Southernwood, or Artemesia abrotanum, is known by many other names including Lad’s Love, Boy’s Love, Old Man, Southern Wormwood, Oldman Wormwood, Lover’s Plant, Appleringie, Garderobe, Our Lord’s Wood, Maid’s Ruin, Garden Sagebrush, European Sage, Sitherwood, Cola plant, Lemon Plant, maid’s love, maid’s passion, Sabbath day posy, slovenwood and sweet Benjamin. It belongs to the daisy (Asteraceae) family. The name ‘Southernwood’ has Old English roots and means “woody plant that comes from the south.” The genus name, Artemisia, is derived from the Greek word “abros,” which means delicate and stems from Artemis, the Goddess of chastity. Artemis was also known as Diana, the Mother of all Creatures and Goddess of the Herbalist, the Hunt and Wild things.

Southernwood is a highly aromatic, woody, perennial herb which needs full to partial sun and sufficient moisture although they are tolerant of drought. They succeed in most soils, preferring a well-drained one that is not too rich. The plant has woody, upright-branching stems. Leaves are small, grey-green, narrow and feathery. They are silky when young, but nearly smooth when mature.

Flower-heads are small and numerous, in long, slender, drooping racemes and the florets are yellow coloured.
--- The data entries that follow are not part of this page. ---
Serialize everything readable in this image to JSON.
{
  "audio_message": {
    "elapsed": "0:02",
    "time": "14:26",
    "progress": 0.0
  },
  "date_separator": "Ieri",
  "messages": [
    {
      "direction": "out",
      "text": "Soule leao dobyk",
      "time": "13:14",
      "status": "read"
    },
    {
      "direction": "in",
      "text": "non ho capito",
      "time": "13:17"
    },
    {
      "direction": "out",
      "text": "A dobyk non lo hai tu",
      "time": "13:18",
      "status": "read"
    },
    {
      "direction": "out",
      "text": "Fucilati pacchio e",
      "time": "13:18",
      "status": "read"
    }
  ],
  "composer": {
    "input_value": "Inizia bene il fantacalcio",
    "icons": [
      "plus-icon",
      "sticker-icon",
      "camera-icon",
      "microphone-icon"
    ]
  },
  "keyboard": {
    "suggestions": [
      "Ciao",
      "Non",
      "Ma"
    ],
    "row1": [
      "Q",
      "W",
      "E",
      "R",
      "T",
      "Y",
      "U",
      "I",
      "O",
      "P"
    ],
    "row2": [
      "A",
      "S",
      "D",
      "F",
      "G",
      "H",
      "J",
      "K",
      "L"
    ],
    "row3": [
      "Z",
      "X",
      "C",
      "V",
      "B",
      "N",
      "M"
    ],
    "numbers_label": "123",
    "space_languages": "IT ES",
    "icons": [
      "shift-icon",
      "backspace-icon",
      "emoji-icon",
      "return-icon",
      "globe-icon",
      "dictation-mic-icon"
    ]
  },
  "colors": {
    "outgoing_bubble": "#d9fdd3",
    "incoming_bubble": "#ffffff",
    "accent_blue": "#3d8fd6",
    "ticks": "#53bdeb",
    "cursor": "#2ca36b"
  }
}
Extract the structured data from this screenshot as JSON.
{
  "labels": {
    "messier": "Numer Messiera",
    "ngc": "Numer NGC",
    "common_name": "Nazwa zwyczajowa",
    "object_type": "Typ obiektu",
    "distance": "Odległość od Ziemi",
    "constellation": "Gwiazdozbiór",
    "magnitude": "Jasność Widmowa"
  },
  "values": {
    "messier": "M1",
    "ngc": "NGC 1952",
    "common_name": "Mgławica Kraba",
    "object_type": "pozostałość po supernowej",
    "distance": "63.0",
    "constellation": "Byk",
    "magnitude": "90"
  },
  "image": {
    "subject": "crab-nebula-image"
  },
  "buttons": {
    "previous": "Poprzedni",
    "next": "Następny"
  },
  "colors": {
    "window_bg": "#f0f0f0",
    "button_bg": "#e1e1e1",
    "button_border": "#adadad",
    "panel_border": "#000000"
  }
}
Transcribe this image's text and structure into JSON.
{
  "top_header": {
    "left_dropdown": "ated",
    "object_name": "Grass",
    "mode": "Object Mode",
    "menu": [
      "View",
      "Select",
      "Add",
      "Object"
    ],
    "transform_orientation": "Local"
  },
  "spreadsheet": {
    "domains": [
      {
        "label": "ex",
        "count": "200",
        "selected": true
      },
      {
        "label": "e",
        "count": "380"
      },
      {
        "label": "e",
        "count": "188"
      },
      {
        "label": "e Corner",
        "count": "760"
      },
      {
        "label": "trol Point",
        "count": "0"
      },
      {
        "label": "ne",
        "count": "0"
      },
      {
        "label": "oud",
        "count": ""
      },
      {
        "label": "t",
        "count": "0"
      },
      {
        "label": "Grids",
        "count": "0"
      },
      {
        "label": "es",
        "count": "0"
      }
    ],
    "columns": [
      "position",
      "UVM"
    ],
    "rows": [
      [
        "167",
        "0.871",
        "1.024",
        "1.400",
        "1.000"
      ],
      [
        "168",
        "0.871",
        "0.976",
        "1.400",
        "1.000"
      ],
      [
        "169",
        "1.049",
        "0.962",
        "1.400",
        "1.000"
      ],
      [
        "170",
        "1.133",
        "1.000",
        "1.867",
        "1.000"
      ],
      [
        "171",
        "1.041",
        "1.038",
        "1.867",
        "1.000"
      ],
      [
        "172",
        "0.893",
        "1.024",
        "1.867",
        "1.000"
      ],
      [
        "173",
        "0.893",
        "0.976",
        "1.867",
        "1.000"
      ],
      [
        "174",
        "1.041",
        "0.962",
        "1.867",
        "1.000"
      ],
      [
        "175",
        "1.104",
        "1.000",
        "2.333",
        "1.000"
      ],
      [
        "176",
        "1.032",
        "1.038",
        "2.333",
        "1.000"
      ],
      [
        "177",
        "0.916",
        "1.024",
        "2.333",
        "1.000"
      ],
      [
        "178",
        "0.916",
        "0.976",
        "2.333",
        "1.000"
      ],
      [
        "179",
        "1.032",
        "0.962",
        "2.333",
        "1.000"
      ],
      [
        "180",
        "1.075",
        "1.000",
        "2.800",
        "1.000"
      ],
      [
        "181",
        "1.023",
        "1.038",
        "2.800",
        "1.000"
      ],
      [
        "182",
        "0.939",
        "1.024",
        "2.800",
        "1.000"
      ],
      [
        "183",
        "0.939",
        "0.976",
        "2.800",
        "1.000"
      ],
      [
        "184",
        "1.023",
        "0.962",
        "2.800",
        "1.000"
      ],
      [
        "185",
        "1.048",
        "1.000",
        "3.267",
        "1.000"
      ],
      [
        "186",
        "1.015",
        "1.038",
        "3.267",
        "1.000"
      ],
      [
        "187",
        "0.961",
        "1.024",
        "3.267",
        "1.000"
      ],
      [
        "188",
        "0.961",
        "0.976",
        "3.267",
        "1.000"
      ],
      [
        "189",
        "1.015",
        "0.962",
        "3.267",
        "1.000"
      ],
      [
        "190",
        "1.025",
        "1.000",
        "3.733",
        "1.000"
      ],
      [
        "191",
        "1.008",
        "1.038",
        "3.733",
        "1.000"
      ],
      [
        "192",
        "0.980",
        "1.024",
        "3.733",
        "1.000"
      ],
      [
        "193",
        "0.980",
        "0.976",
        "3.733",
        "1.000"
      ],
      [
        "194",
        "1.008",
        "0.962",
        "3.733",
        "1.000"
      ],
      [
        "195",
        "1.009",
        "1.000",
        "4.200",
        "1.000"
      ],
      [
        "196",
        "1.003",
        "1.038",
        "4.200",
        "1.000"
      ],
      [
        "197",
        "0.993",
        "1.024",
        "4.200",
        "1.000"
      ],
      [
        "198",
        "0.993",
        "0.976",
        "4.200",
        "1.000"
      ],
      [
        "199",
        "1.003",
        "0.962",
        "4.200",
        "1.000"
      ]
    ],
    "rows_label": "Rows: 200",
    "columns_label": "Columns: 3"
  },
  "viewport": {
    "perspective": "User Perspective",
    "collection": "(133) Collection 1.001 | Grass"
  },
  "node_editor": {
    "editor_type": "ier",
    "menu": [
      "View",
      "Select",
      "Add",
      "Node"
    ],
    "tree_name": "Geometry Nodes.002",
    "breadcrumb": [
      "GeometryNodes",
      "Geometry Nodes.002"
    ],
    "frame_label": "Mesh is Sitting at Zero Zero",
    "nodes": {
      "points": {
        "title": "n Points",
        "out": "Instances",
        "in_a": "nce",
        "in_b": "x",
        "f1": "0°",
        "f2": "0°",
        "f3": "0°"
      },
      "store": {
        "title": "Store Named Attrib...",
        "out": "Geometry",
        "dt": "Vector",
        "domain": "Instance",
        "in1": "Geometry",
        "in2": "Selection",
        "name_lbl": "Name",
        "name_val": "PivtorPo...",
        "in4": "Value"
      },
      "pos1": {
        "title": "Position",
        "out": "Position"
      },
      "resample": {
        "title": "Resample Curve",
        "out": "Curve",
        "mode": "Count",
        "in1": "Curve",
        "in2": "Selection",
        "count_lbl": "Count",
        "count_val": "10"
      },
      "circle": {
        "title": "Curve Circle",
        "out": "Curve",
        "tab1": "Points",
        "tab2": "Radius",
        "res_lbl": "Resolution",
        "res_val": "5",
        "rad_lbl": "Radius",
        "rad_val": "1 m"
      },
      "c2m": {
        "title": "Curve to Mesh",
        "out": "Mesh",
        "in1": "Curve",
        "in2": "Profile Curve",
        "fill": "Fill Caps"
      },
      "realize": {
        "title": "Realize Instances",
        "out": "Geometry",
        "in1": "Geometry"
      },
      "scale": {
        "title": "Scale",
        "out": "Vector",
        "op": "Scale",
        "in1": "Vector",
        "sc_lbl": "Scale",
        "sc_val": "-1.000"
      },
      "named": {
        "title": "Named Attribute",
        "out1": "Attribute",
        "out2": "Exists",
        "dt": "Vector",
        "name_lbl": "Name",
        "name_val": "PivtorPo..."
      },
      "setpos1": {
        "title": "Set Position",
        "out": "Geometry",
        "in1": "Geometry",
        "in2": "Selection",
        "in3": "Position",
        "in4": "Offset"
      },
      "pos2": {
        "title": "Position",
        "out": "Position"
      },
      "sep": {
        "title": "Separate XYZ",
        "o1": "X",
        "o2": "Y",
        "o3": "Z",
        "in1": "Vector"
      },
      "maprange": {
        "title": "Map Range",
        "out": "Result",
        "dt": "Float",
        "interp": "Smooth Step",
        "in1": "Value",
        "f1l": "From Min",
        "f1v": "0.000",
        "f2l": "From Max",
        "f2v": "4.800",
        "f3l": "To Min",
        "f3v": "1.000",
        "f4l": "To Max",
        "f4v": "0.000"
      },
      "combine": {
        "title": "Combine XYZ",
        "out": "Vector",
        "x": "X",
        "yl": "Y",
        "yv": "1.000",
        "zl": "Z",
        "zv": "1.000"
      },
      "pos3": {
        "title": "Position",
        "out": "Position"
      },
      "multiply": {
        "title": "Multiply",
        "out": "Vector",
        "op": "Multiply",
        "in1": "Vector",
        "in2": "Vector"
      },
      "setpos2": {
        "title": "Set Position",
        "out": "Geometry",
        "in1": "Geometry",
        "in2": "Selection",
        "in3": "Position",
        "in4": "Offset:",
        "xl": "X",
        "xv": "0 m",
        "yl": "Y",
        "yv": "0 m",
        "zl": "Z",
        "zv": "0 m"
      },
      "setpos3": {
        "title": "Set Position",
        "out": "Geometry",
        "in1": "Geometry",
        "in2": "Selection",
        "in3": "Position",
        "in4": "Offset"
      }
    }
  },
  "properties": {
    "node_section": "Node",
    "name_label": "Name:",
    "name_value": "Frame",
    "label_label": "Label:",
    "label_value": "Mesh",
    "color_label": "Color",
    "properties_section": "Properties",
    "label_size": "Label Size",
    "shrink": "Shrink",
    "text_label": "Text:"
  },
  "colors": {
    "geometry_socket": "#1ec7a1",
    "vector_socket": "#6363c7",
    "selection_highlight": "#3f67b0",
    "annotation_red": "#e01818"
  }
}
They normally bloom from August and September. This herb rarely flowers, so it is best propagated by root division or via cuttings. Fruits are small, inconspicuous brown nut. The bitter, lemony scent of the foliage is appreciated in herbal teas. It is pleasant in small doses, but can become overbearing in larger doses. The aroma will keep insects away as it acts as an insect repellent. Branches are hung with clothes to prevent moth or insect damage, in which case it’s called garderobe or ‘clothes protector’. The branches can provide a yellow dye that works well with wool.


  • It is a strongly aromatic bitter herb that improves digestion and liver function by increasing secretions in the stomach and intestines.
  • It stimulates the uterus and encourages menstrual flow, lowers fevers, relaxes spasms and destroys intestinal worms.
  • The herb is also used externally in aromatic bathes and as a poultice to treat skin conditions.
  • Fresh leaves were rubbed on the skin to ward off mosquito.
  • Southernwood was used traditionally for cramps, urinary disorders, menstrual pain and cough as well as antidote against snake bites or other poisonous animals. 
  • It is used to treat various skin diseases and was thought to promote beard and hair growth.
  • It was often placed in pillows to counteract insomnia.

Culinary Uses

  • Young shoots have a bitter, lemony flavor and are used in small quantities as a flavoring in cakes, salads and vinegars.
  • Tea is made from the young bitter shoots. The pungent, scented leaves and flowers are used in herbal teas.